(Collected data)

•••••

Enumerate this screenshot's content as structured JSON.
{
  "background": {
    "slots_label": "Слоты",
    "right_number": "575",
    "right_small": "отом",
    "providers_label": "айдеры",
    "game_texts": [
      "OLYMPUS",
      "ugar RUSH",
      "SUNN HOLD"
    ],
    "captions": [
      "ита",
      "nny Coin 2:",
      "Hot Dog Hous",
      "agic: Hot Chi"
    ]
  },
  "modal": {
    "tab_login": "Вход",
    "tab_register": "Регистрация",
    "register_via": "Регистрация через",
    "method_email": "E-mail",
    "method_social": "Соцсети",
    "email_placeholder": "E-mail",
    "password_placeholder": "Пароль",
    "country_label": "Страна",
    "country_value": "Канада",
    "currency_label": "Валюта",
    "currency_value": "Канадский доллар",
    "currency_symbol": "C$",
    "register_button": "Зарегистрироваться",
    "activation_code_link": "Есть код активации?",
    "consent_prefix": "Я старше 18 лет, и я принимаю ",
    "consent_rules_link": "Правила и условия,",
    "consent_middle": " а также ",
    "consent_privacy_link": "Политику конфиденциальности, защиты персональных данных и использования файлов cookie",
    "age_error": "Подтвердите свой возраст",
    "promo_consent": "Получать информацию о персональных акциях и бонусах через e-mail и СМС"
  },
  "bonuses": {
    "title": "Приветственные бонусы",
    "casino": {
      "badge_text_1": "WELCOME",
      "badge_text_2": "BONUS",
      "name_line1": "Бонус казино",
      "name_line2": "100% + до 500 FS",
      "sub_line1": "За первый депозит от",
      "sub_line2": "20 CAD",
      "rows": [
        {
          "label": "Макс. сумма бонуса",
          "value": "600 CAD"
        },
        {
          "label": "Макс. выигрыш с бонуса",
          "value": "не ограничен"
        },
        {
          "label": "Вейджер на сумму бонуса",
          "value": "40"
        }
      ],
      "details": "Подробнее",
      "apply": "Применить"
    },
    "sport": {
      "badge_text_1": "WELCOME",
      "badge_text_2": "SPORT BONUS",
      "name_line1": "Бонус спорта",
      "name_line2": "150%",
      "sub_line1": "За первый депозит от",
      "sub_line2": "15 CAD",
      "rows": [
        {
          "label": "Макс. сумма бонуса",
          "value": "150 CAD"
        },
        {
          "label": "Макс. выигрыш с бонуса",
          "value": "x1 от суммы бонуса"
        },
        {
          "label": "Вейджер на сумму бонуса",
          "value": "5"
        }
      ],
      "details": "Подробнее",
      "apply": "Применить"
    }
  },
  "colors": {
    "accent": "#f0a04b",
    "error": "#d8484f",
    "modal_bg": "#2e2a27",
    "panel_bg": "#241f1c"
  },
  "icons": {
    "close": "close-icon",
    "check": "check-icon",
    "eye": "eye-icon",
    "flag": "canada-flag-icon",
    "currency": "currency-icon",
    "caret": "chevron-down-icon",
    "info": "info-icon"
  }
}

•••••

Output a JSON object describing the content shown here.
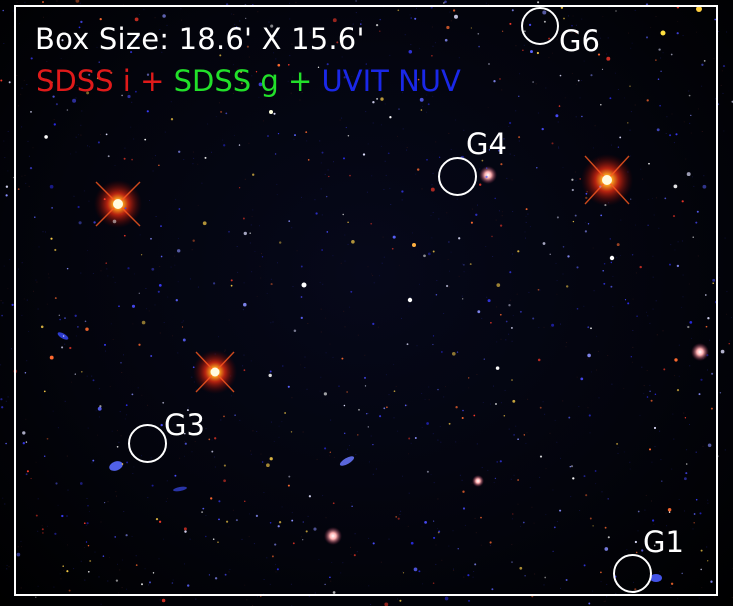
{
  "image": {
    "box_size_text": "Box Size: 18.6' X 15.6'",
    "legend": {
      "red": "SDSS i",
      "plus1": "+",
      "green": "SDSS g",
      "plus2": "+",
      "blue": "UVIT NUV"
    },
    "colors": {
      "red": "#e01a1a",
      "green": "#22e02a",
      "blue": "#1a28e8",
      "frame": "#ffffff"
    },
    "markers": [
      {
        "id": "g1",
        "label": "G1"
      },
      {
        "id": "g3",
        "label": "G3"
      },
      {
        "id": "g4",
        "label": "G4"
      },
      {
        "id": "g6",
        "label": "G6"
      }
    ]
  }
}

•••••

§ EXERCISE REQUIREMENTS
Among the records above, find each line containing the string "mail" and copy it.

§ SOLUTION FOR THIS EXERCISE
    "method_email": "E-mail",
    "email_placeholder": "E-mail",
    "promo_consent": "Получать информацию о персональных акциях и бонусах через e-mail и СМС"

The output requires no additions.